Things have been quiet on my site, and on Porter’s site, and at Social Matter. The years at and around peak earnings (40’s through 50’s) are a busy time. Work, children in college, aging family members, and one’s own efforts to stave off decrepitude all distract from ranting on the Internet. Thankfully the indefatigable Z-Man, Brett Stephens and Steve Sailer soldier on for your reading enjoyment.
Because really, what else is there to rant about? Politics as we know it is over. We have piled up $22 trillion in federal public debt alone, re-financeable at negative interest rates. The monied class has run out of things to buy so they’re buying sovereign debt. It’s better than cash, literally, so why are we still paying taxes?
We are at a strange equilibrium where productivity is keeping pace with monetary inflation. For all practical purposes, we are Post-Scarcity. If you don’t believe me, declare yourself opposite-gendered, get a neck tattoo, alienate your entire biological family, reject your culture’s historic religious faith and taboos, and see if you have to go live under a bridge. You won’t. The rules that kept things together in a world existentially dependent on adequate rainfall don’t apply in a world of air-conditioned skyscrapers in the desert.
The only problem remaining in such a world is the equitable distribution of resources. Does anybody have a good answer for why Haiti is allowed to exist while the US and other governments spend out of their deficits to fund the F-35? Why must these same countries take in immigrants from all the places that are, as usual, failing, when we could swoop in with our F-35’s and save them from their own self-rule?
If you’re a free market economist, you’ll say these massive inequalities are a necessary corollary to uninhibited operation of the supply-demand curve. The human eco-system, so the argument goes, must operate free of externality other than consumer preference in order to incentivize capital formation and efficiencies. It’s a good argument. Free market economic policy has produced unprecedented, astounding wealth. All attempts to replace the invisible hand of the market with bureaucratic management have failed, and they always will. Socialism can’t calculate. But the awkward issue for the free market-economist is that this hyper-abundance exists hand in glove with the large, omnipresent footprint of governments and their central banks.

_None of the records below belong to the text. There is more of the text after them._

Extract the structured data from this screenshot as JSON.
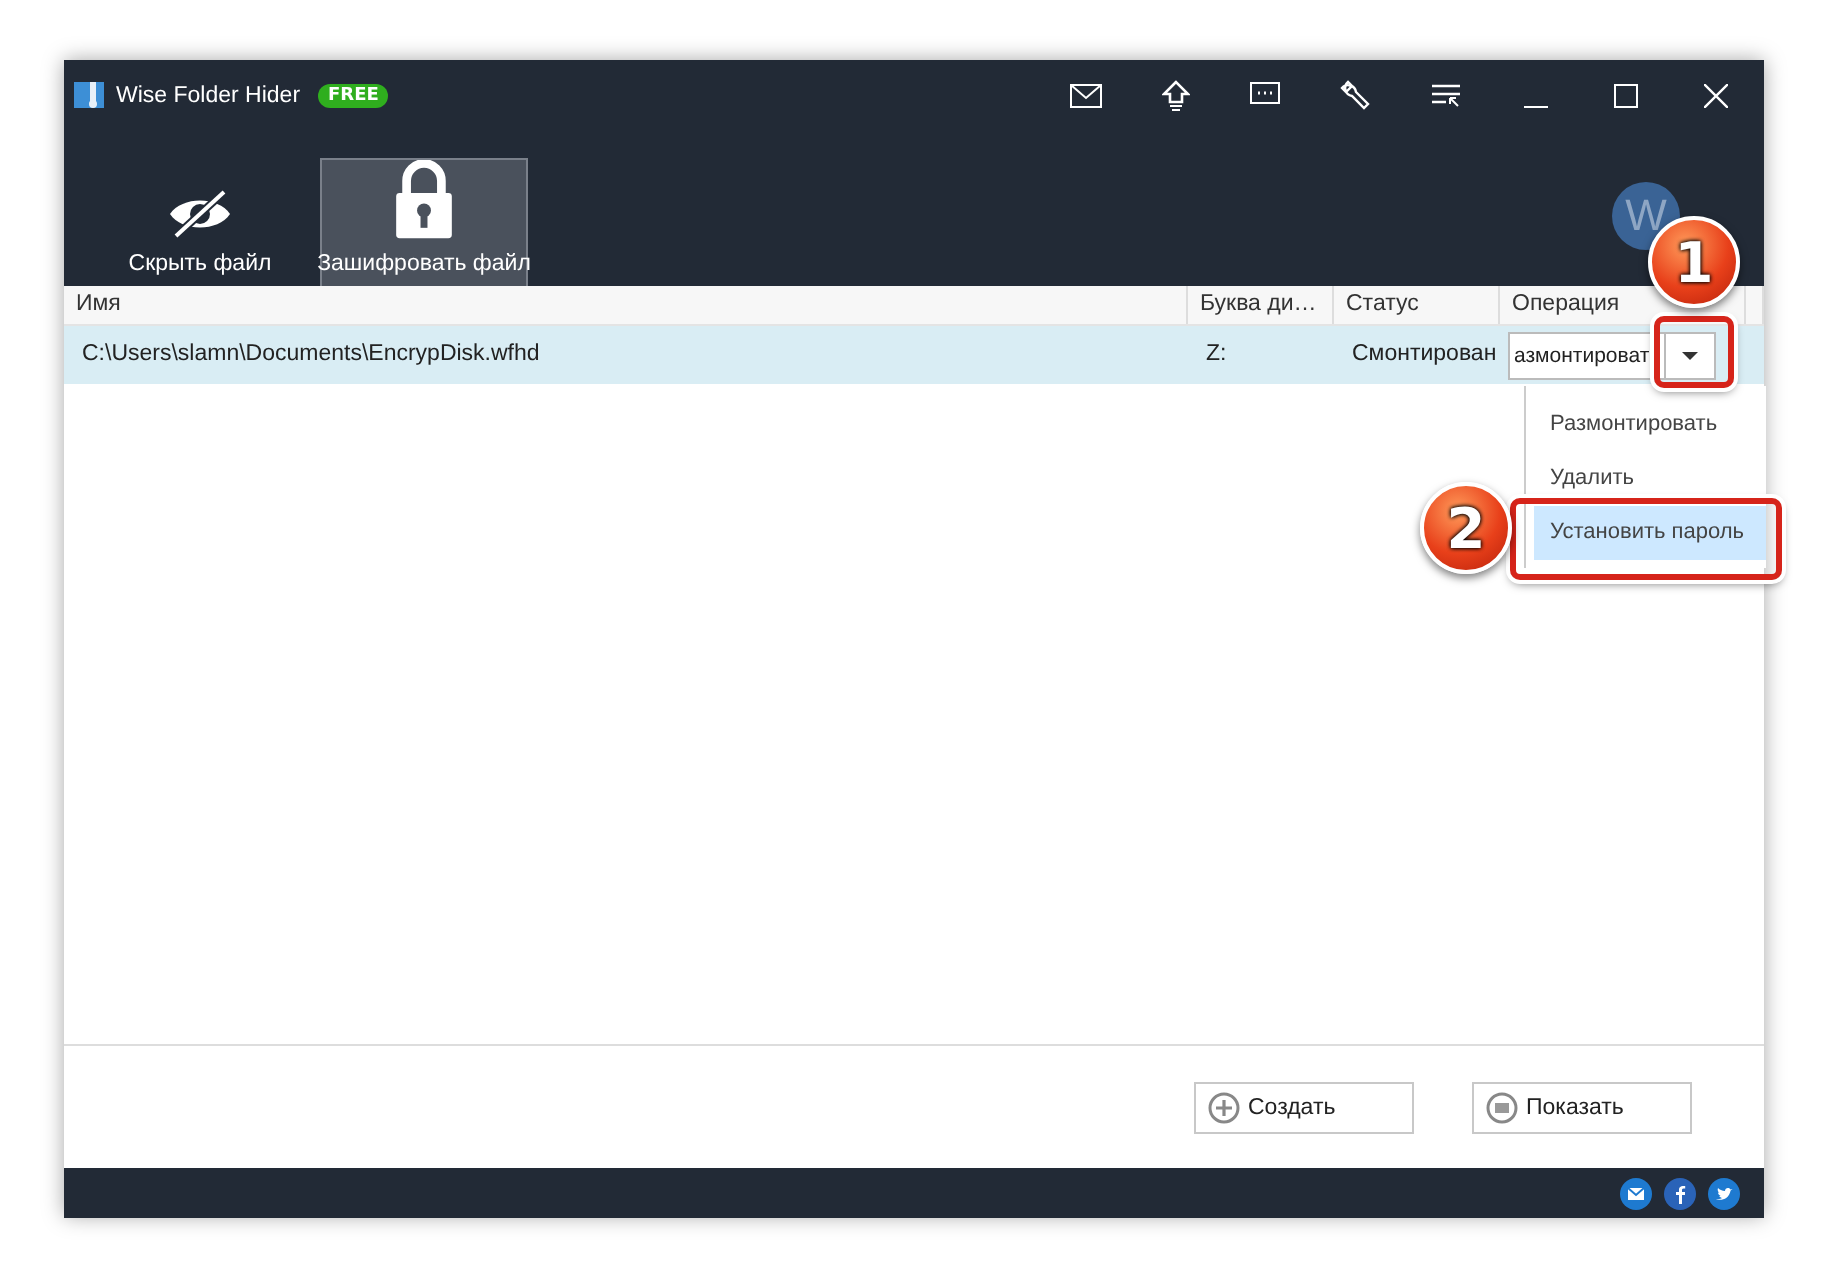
{
  "window": {
    "title": "Wise Folder Hider",
    "badge": "FREE"
  },
  "tabs": [
    {
      "label": "Скрыть файл",
      "selected": false,
      "kind": "hide"
    },
    {
      "label": "Зашифровать файл",
      "selected": true,
      "kind": "lock"
    }
  ],
  "avatar": {
    "letter": "W"
  },
  "table": {
    "columns": [
      "Имя",
      "Буква ди…",
      "Статус",
      "Операция"
    ],
    "rows": [
      {
        "cells": [
          "C:\\Users\\slamn\\Documents\\EncrypDisk.wfhd",
          "Z:",
          "Смонтирован"
        ],
        "operation": "азмонтироват",
        "selected": true
      }
    ]
  },
  "dropdown_menu": {
    "items": [
      {
        "label": "Размонтировать",
        "selected": false
      },
      {
        "label": "Удалить",
        "selected": false
      },
      {
        "label": "Установить пароль",
        "selected": true
      }
    ]
  },
  "buttons": [
    {
      "label": "Создать",
      "kind": "add"
    },
    {
      "label": "Показать",
      "kind": "show"
    }
  ],
  "callouts": [
    {
      "label": "1"
    },
    {
      "label": "2"
    }
  ]
}
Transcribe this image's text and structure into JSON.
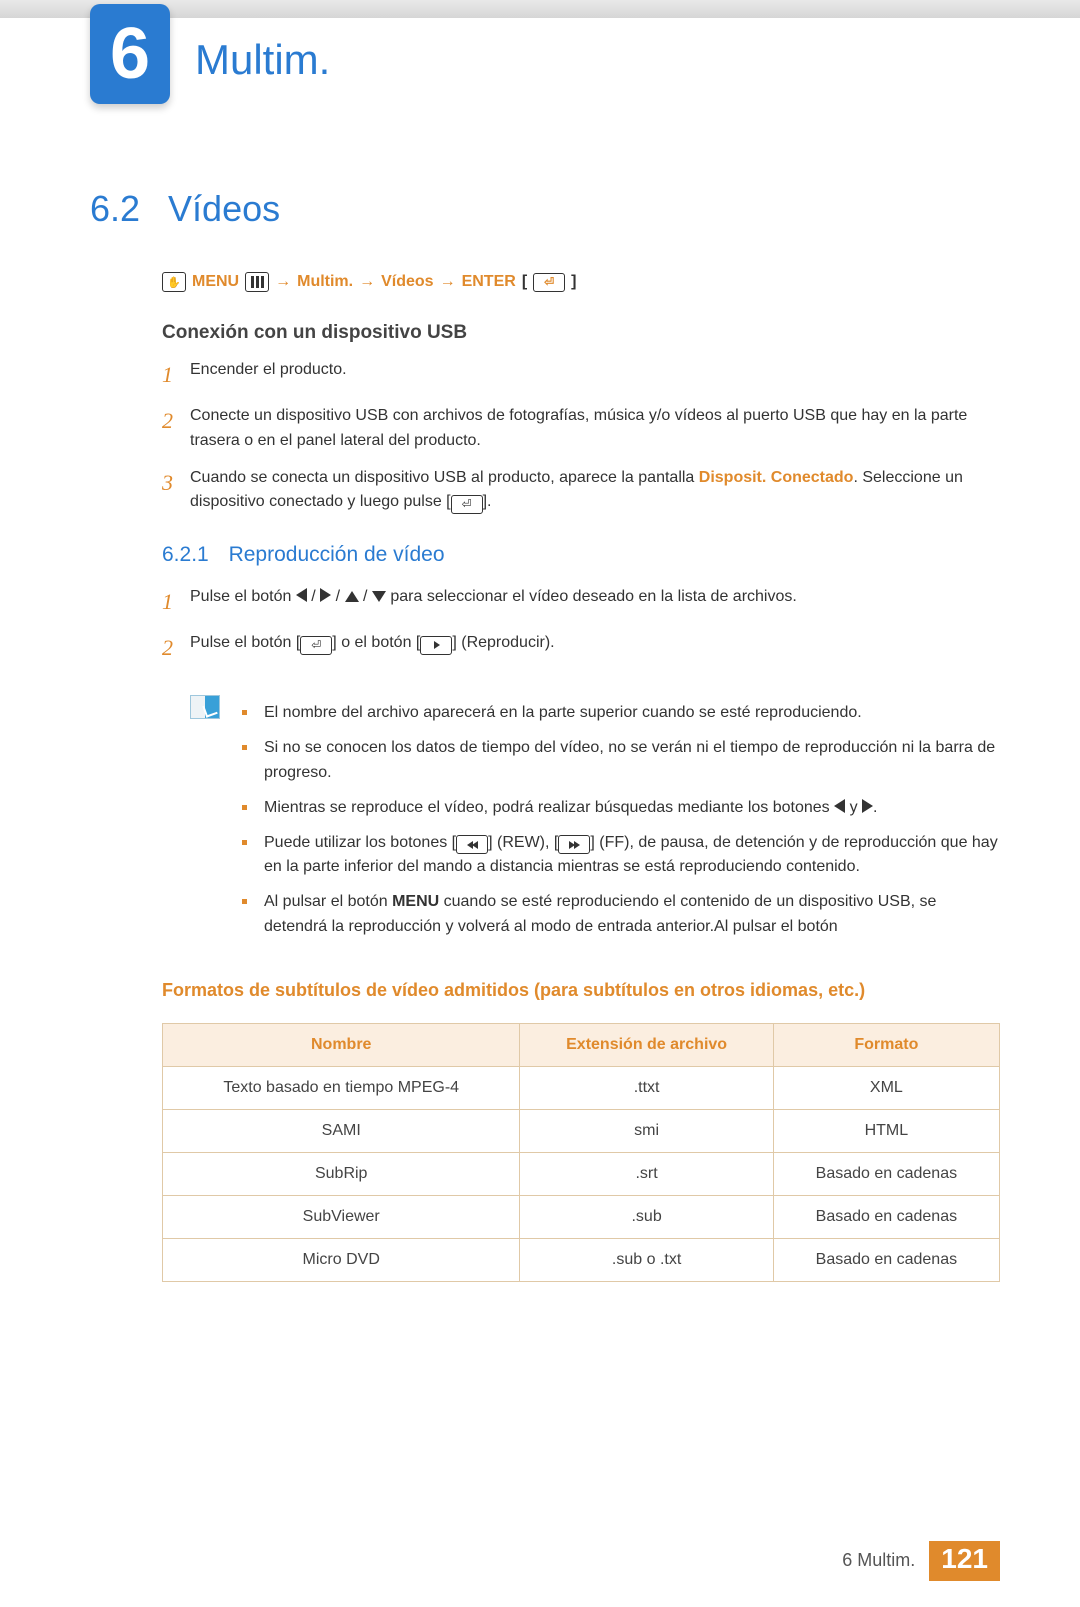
{
  "chapter": {
    "number": "6",
    "title": "Multim."
  },
  "section": {
    "number": "6.2",
    "title": "Vídeos"
  },
  "breadcrumb": {
    "menu": "MENU",
    "item1": "Multim.",
    "item2": "Vídeos",
    "enter": "ENTER"
  },
  "usb": {
    "heading": "Conexión con un dispositivo USB",
    "steps": [
      "Encender el producto.",
      "Conecte un dispositivo USB con archivos de fotografías, música y/o vídeos al puerto USB que hay en la parte trasera o en el panel lateral del producto.",
      {
        "pre": "Cuando se conecta un dispositivo USB al producto, aparece la pantalla ",
        "strong": "Disposit. Conectado",
        "post": ". Seleccione un dispositivo conectado y luego pulse [",
        "post2": "]."
      }
    ]
  },
  "subsection": {
    "number": "6.2.1",
    "title": "Reproducción de vídeo"
  },
  "play": {
    "steps": [
      {
        "pre": "Pulse el botón ",
        "post": " para seleccionar el vídeo deseado en la lista de archivos."
      },
      {
        "pre": "Pulse el botón [",
        "mid": "] o el botón [",
        "post": "] (Reproducir)."
      }
    ],
    "notes": [
      "El nombre del archivo aparecerá en la parte superior cuando se esté reproduciendo.",
      "Si no se conocen los datos de tiempo del vídeo, no se verán ni el tiempo de reproducción ni la barra de progreso.",
      {
        "pre": "Mientras se reproduce el vídeo, podrá realizar búsquedas mediante los botones ",
        "mid": " y ",
        "post": "."
      },
      {
        "pre": "Puede utilizar los botones [",
        "rew": "] (REW), [",
        "ff": "] (FF), de pausa, de detención y de reproducción que hay en la parte inferior del mando a distancia mientras se está reproduciendo contenido."
      },
      {
        "pre": "Al pulsar el botón ",
        "strong": "MENU",
        "post": " cuando se esté reproduciendo el contenido de un dispositivo USB, se detendrá la reproducción y volverá al modo de entrada anterior.Al pulsar el botón"
      }
    ]
  },
  "subtitles": {
    "heading": "Formatos de subtítulos de vídeo admitidos (para subtítulos en otros idiomas, etc.)",
    "columns": [
      "Nombre",
      "Extensión de archivo",
      "Formato"
    ],
    "rows": [
      [
        "Texto basado en tiempo MPEG-4",
        ".ttxt",
        "XML"
      ],
      [
        "SAMI",
        "smi",
        "HTML"
      ],
      [
        "SubRip",
        ".srt",
        "Basado en cadenas"
      ],
      [
        "SubViewer",
        ".sub",
        "Basado en cadenas"
      ],
      [
        "Micro DVD",
        ".sub o .txt",
        "Basado en cadenas"
      ]
    ]
  },
  "footer": {
    "label": "6 Multim.",
    "page": "121"
  },
  "chart_data": {
    "type": "table",
    "title": "Formatos de subtítulos de vídeo admitidos (para subtítulos en otros idiomas, etc.)",
    "columns": [
      "Nombre",
      "Extensión de archivo",
      "Formato"
    ],
    "rows": [
      [
        "Texto basado en tiempo MPEG-4",
        ".ttxt",
        "XML"
      ],
      [
        "SAMI",
        "smi",
        "HTML"
      ],
      [
        "SubRip",
        ".srt",
        "Basado en cadenas"
      ],
      [
        "SubViewer",
        ".sub",
        "Basado en cadenas"
      ],
      [
        "Micro DVD",
        ".sub o .txt",
        "Basado en cadenas"
      ]
    ]
  }
}
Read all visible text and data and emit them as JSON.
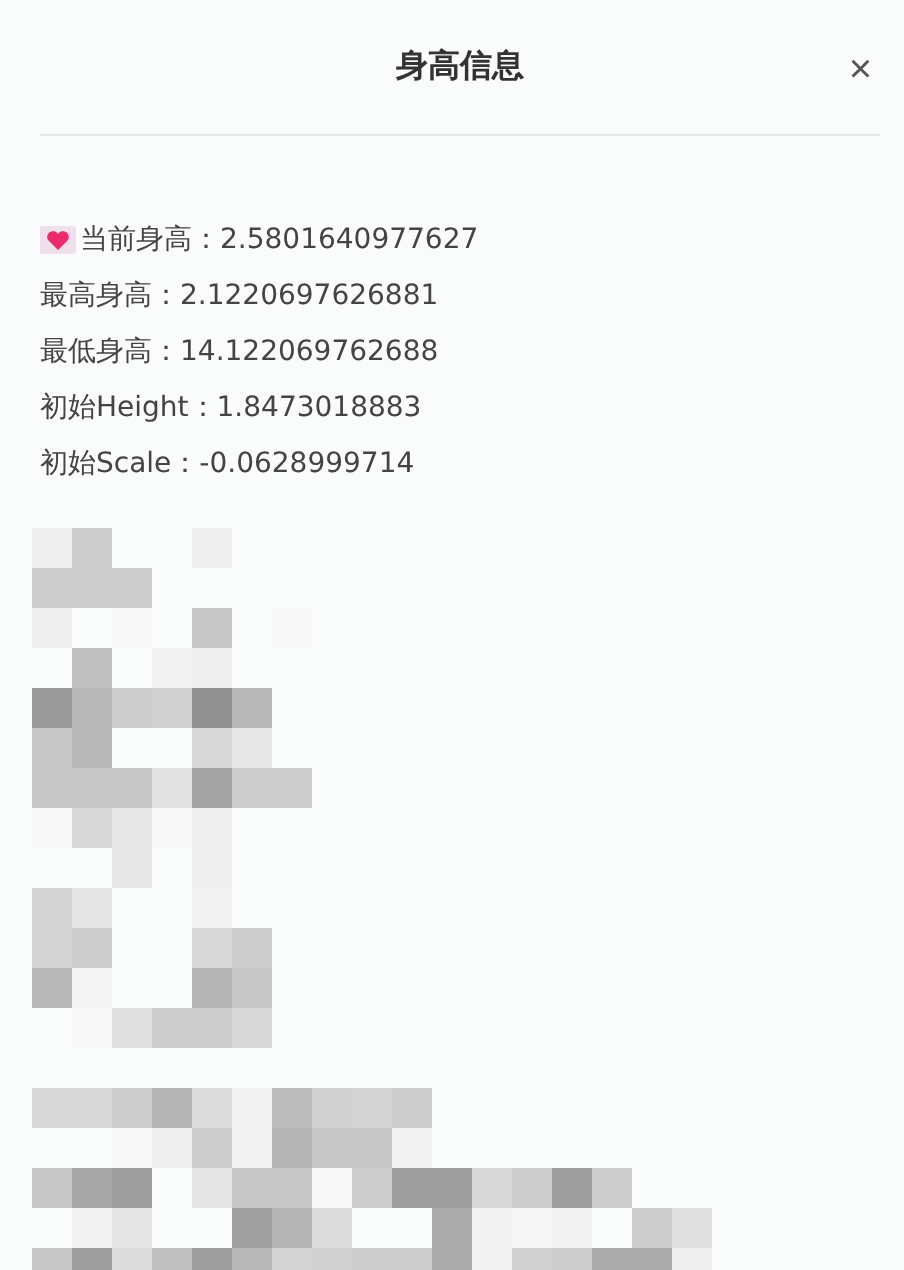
{
  "dialog": {
    "title": "身高信息",
    "close": "×"
  },
  "lines": [
    {
      "kind": "heart",
      "text": "当前身高：2.5801640977627"
    },
    {
      "kind": "plain",
      "text": "最高身高：2.1220697626881"
    },
    {
      "kind": "plain",
      "text": "最低身高：14.122069762688"
    },
    {
      "kind": "plain",
      "text": "初始Height：1.8473018883"
    },
    {
      "kind": "plain",
      "text": "初始Scale：-0.0628999714"
    }
  ]
}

The retort from the Austrian School is that the fiat money-generated boom cannot last. The artificially low interest rates and money-printing distort price signals and divert capital from the “real” economy to the “bubble” economy, the latter being parasitic on the former. Eventually, with the real economy starved of capital, the bubble economy collapses to the level which can actually be supported by real savings (current profits retained to fund future production). As Friedrich Hayek conceptualized it, the Keynesians and monetarists simply borrow from the future, and will eventually run out of future.
The Hayekian view is compelling, as it seems confirmed in Nature. Artificial interventions in biological eco-systems lead to disaster. Animals, not having fiat currency and public welfare, must work or starve. Soft times beget soft people beget hard times, as we on the Alt-Right love to remind everyone.
But what if we’re wrong? What if our economic baseline has reached a level of productivity that can support billions of people with far fewer inputs than previous? We spend kings’ ransoms keeping people out of the labor market until well into adulthood, and still have enough to park a number of them there permanently (we call such institutions “universities”). Large numbers of public and private jobs could vanish overnight with no effect on the cone of production. We have them simply because we can afford it, but we could just pay these people the same salaries to stay home. Here’s Forbes’ list of top YouTube millionaires. Here’s the healthy, enthusiastic staff of the University of Chicago’s Office of Civic Engagement.
Clearly, I have been doing things dreadfully wrong.
The counter to all this remains that we are simply in the Everything Bubble. Like the bald eagles that stopped hunting when the humans arrived and built Dutch Harbor, we will become obese, dissipated, and ultimately incapable of maintaining the technologies upon which we have become dependent.
And so, this strange, quiet Interregnum here in the vanguard of political thought. Are we marching toward a tolerant, borderless future of thermodynamically neutral energy sources overseen by wise technocrats? If so, the Enlightenment ideals and social conservatism of the US Founders do not apply, and I look forward to my YangBucks.
Or is this just the Peak before the accrued capital runs out, and the old gods with terror and slaughter return?
I don’t know. And you can contact Porter, Nick B. Steves or Happy Acres and they’ll tell you they don’t know either. We wait and see–Trump so far has proven to be a placeholder–so getting exercised over which wing of the Globohomo Party should govern the US (and from there, the world) is kind of pointless.